(Data under study)

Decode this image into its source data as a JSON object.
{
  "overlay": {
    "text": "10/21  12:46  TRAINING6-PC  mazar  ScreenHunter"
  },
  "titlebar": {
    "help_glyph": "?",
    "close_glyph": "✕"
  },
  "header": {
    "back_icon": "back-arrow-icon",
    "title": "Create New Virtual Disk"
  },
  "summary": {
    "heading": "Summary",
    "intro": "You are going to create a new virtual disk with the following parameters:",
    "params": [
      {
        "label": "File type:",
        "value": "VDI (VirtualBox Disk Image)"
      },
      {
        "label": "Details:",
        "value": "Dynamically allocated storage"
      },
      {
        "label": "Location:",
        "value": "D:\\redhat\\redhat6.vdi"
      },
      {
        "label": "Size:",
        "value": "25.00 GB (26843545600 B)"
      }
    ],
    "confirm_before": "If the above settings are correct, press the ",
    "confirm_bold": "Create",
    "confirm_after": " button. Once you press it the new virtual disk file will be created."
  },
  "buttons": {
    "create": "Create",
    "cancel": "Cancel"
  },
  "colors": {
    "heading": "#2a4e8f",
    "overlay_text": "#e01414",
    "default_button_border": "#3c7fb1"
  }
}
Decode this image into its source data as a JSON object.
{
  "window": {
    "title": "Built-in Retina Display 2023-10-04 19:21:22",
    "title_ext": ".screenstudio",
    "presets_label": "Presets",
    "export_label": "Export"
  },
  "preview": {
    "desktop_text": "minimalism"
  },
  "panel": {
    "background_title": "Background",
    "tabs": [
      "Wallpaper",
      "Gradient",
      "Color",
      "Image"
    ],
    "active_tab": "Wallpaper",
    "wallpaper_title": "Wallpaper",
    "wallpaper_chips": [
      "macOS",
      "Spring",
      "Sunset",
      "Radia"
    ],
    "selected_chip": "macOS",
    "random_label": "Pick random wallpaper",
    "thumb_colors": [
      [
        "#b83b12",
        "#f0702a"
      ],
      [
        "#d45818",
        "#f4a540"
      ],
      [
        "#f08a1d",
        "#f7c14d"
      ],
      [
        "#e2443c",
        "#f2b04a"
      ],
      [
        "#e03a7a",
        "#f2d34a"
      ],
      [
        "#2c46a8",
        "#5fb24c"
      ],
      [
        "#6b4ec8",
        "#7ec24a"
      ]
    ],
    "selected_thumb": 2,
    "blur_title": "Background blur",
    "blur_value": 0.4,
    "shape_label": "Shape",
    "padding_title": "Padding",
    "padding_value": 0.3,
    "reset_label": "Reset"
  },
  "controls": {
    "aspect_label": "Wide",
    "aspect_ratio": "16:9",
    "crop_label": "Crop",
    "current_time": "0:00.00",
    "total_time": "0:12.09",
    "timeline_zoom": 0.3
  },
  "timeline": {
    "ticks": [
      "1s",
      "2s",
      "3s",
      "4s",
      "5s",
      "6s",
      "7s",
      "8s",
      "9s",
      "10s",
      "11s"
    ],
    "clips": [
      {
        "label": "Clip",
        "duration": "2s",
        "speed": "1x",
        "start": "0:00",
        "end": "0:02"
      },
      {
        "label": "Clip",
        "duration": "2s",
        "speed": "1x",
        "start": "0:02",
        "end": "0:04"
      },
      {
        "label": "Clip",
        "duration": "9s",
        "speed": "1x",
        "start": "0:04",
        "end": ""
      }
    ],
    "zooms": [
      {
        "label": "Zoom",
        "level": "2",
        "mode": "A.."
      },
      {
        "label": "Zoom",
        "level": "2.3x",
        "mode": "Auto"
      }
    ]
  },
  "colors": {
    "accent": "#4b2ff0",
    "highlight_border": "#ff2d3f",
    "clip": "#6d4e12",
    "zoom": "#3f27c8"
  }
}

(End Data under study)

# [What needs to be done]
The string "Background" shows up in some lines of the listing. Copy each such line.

# [Answer to this task]
    "background_title": "Background",
    "blur_title": "Background blur",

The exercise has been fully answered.